These narco—terror operations have now extended beyond the immediate border area in the time since combat units were nixed for duty on the southwest frontier.  Consider this example in San Antonio, Texas from over three years ago.

A tragic shooting of a 14 year old girl by a DEA agent should have led to a confidential investigation by supposedly 'neutral' local law enforcement agencies, but then the intelligence network of the terrorists went to work.  Within 24 hours, the agent's name was leaked to the press, his family's address, his kids' schools and their daily schedules were then determined by unknown groups.  Threats were called in against the child while in school requiring additional security measures at the facility.  Ultimately, the family had to leave the area for good.

This is just a small taste of what will happen to our border towns unless the National Guard deploys in greater numbers and with the ability to use the arsenal at their disposal.  Now, radical Islamists have taken advantage of our neglect and this could potentially result in a national security crises that Sheriff Gonzalez and other local cops cannot possibly handle without the help of trained combat forces.

Without the teeth in the Guard units moving to the border, this becomes just another exercise in politcal half—measures to portray the denizens of DC as 'doing something' about this appalling situation  Meanwhile, the Guard will fly Unmanned Aerial Vehicles (UAV) and will continue to pass the buck to beleaguered local and state cops, who more than likely are themselves under the watchful eye of the Fifth Column in their own hometown.

Our nation is endangered from external enemies who in some cases have co—opted the very agencies that are supposed to protect us.  If this situation isn't what the military is for, then the President and Congress are not performing their constitutional duties.  And it's our own fault if we allow this farce to continue.

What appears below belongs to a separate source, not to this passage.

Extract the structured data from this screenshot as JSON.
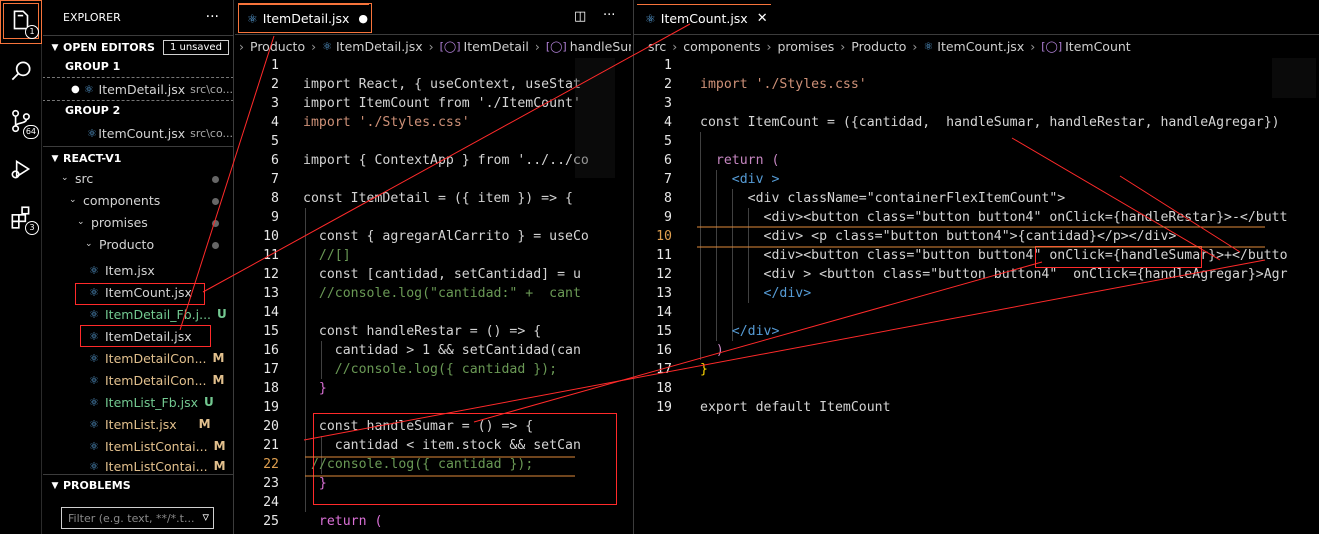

Douglas Hanson is the National Security Correspondent of The American Thinker.